[WORK ORDER] Pull out every line below holding the word "screenshot".

[DATA TO USE]

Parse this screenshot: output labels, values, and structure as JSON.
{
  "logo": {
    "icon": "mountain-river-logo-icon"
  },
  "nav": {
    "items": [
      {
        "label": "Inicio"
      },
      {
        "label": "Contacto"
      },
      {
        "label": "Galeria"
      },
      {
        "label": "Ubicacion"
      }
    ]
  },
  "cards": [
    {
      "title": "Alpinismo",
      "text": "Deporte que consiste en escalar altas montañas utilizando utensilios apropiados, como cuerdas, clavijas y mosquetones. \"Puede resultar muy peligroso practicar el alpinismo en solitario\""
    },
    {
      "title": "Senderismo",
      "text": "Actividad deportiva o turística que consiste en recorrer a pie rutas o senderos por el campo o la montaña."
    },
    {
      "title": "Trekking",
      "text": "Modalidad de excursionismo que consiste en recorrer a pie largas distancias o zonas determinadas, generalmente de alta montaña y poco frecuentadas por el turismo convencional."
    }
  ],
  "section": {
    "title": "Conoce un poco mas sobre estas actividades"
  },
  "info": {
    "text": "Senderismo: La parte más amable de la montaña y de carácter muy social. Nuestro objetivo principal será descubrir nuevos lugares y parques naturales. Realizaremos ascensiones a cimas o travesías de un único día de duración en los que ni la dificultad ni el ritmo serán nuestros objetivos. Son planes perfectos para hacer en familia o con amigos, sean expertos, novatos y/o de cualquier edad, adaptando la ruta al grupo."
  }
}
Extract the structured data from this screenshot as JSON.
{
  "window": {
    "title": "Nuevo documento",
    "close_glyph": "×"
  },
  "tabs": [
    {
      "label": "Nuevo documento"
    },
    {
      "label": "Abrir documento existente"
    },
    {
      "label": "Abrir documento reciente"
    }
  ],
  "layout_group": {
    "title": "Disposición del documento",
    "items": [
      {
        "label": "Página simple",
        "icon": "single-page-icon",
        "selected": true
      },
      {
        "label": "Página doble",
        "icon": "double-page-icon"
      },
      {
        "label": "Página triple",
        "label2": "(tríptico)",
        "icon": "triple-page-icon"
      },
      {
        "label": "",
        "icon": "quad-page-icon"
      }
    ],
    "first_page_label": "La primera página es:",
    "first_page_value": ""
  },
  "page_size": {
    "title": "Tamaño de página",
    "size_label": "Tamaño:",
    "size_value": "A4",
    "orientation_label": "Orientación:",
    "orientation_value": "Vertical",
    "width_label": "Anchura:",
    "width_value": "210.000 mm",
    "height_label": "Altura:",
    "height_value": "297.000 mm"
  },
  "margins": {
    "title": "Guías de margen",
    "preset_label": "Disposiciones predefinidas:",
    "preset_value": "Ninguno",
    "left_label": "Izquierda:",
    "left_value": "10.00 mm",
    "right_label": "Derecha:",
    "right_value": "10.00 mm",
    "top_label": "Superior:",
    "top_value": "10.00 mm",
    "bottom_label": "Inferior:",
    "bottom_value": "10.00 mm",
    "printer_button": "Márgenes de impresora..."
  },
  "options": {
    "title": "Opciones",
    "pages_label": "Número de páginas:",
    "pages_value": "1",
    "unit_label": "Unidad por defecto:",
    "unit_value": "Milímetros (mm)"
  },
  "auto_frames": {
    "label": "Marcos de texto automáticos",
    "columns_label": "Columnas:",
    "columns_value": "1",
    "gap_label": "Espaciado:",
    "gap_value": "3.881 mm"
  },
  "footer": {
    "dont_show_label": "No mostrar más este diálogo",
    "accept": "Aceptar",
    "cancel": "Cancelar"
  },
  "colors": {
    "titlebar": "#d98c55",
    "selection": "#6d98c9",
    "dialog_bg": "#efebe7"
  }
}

[TASK OUTPUT]
Parse this screenshot: output labels, values, and structure as JSON.
Extract the structured data from this screenshot as JSON.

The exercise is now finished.